Tens of thousands of campers have stayed at Falls Creek this summer. But some churches and parents have reported kids coming home from camp with COVID.
News 9 spoke with a mom who is now warning other parents to look for more than just cold or flu-like symptoms.
"Saturday morning she woke up with what we thought was a stomach virus," said the mom who wanted to remain anonymous.
She said her 13-year-old daughter got back from Falls Creek on Friday and really started showing symptoms, like a 101-degree fever over the weekend.
The mom said her daughter ended up testing positive for COVID, but her teen wasn't the only camper experiencing stomach issues.
"A lot of friends at the camp. There were several friends at the camp, and they had the same symptoms she did," said the mom.
OU Health's Chief COVID Officer Dr. Dale Bratzler said the virus can show up in numerous ways.
"With the Delta variant we have seen a lot of people complain of sore throat, runny nose and a headache is very common," said Bratzler.
He also said everyone is different, but GI symptoms can "definitely" occur with COVID-19.
Churches here in the metro, like New Church OKC, made announcements about campers contracting COVID at Falls Creek. Some of those churches moved aspects of church and even services back to virtual.
At New Church the congregation was told everyone that was in close contact and the person that caught the virus were doing well.
Oklahoma Baptists, the general convention overseeing the church camp, would only comment about the cases in a statement saying:
“We are in the final week of summer youth camp at Falls Creek, and we are grateful to have seen the Lord move in the hearts of thousands who attended camp. Like other organizations operating large events this summer, we adhere to strict protocols to protect the safety and health of our staff and campers. We constantly review and revise our protocols as the situation warrants. As the summer has unfolded, many areas of the United States including Oklahoma have seen COVID-19 cases increase. Having hosted around 4,000 participants each week, the number of positive COVID cases remains statistically low. Even so, we take nothing for granted as the well-being of every camper and staff member is foremost. We treat the threat of COVID with the utmost seriousness. We will continue to closely monitor the situation and adapt our plans as necessary during this last week of camp.”
The mom News 9 spoke with said her family isn't vaccinated but some of the adults had recently tested positive for the COVID antibodies. She told News 9 this probably won't change their decision on the vaccine or the way they live their life.
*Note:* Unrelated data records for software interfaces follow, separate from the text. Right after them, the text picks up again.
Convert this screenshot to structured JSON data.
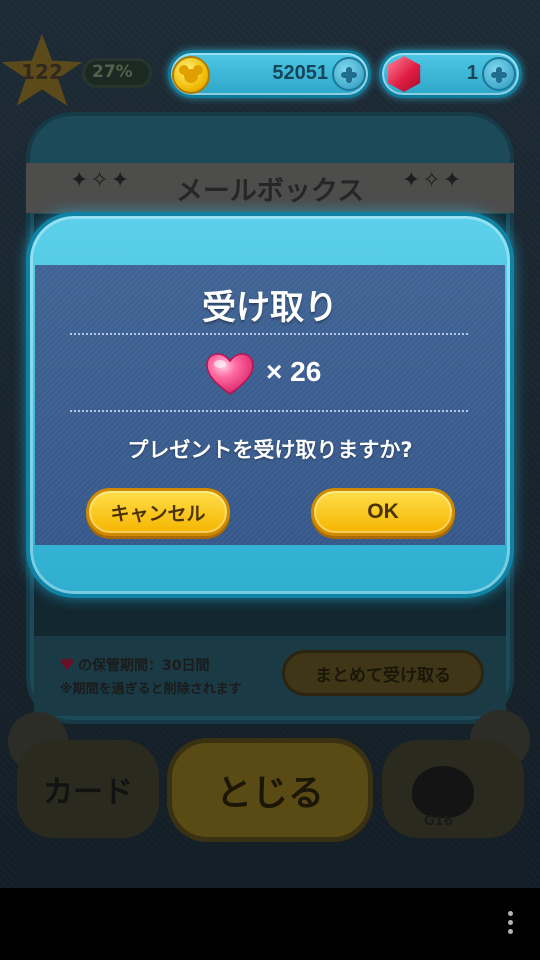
{
  "hud": {
    "level": "122",
    "exp_percent": "27%",
    "coins": "52051",
    "gems": "1"
  },
  "mailbox": {
    "title": "メールボックス",
    "retention_note": "の保管期間：30日間",
    "retention_note_2": "※期間を過ぎると削除されます",
    "receive_all_label": "まとめて受け取る"
  },
  "bottom_nav": {
    "card_label": "カード",
    "close_label": "とじる",
    "tsum_badge": "G16"
  },
  "dialog": {
    "title": "受け取り",
    "reward_item": "heart-icon",
    "reward_multiplier": "× 26",
    "confirm_text": "プレゼントを受け取りますか?",
    "cancel_label": "キャンセル",
    "ok_label": "OK"
  },
  "colors": {
    "dialog_frame": "#2faed0",
    "dialog_body": "#3a5c8f",
    "button_yellow": "#f5b400",
    "heart_pink": "#ff4f8f"
  }
}
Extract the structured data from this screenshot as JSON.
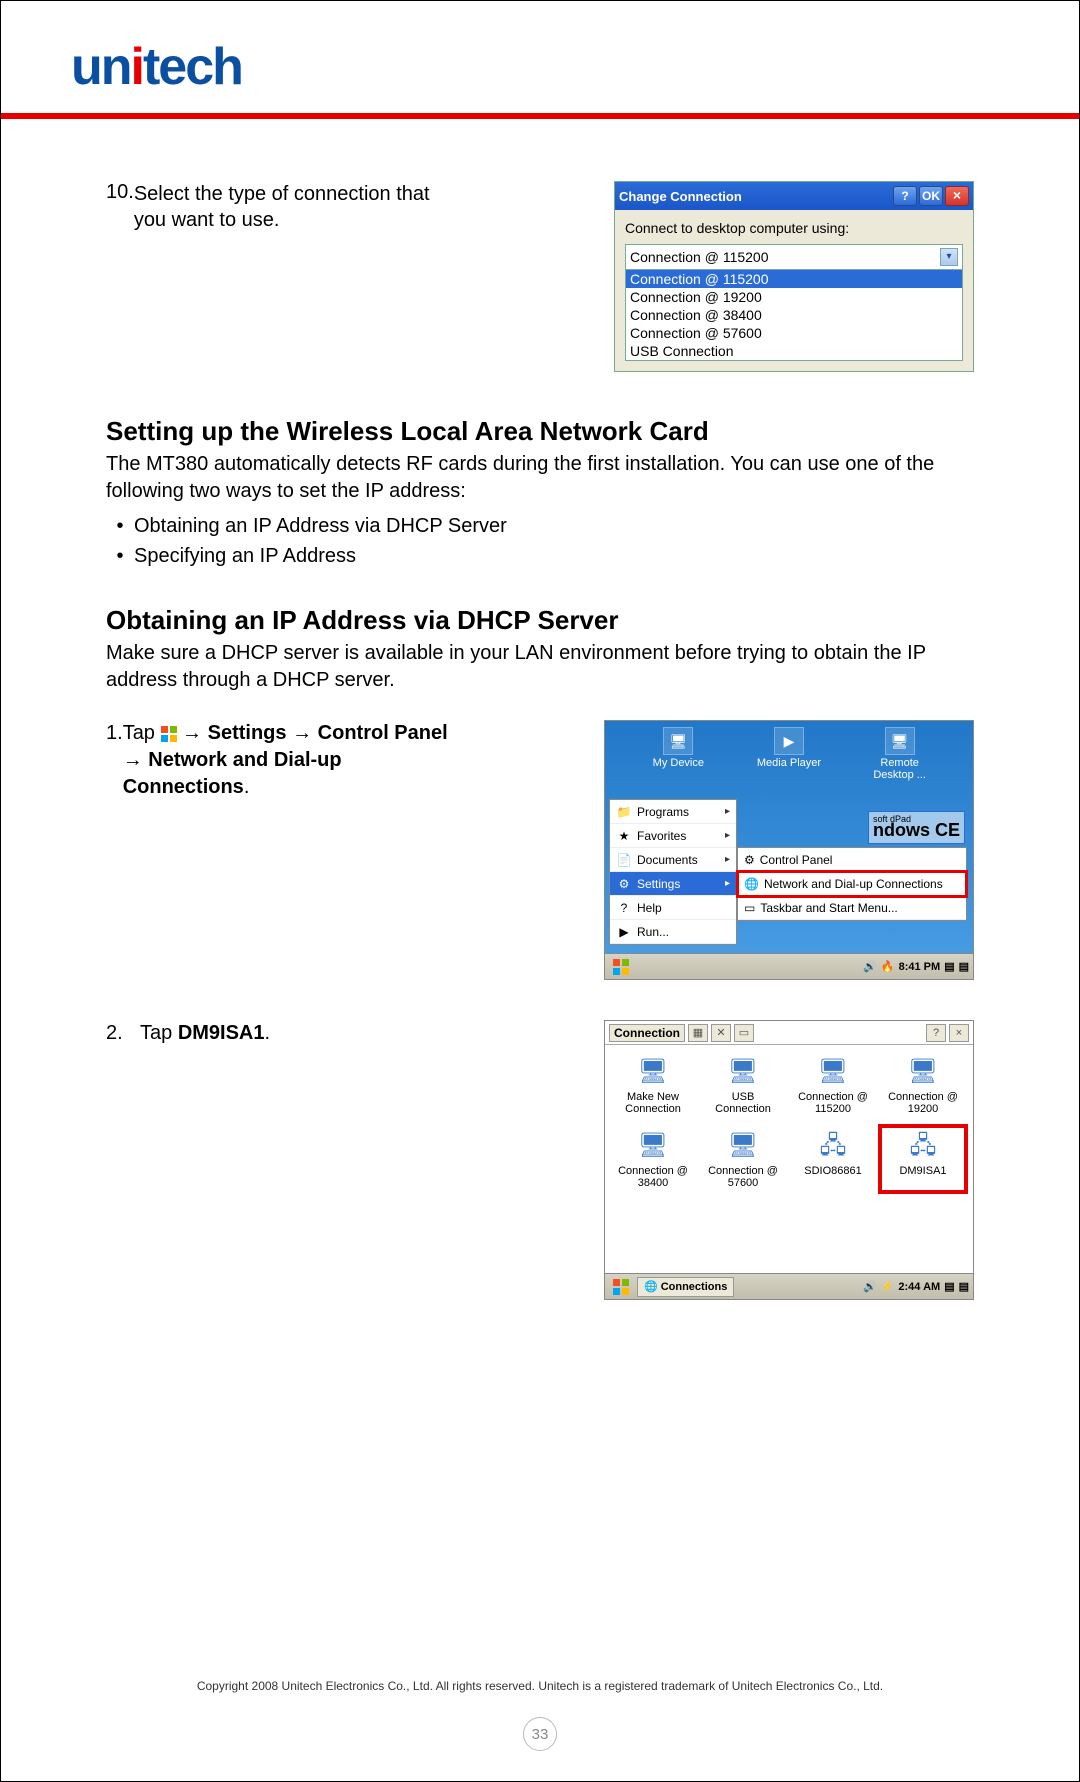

"I think we are going to keep doing what we've been doing. We've been careful," said the mom.
Bratzler is encouraging parents to get their children 12 and above vaccinated, wear masks in indoor settings and know the protocol at your child's camp.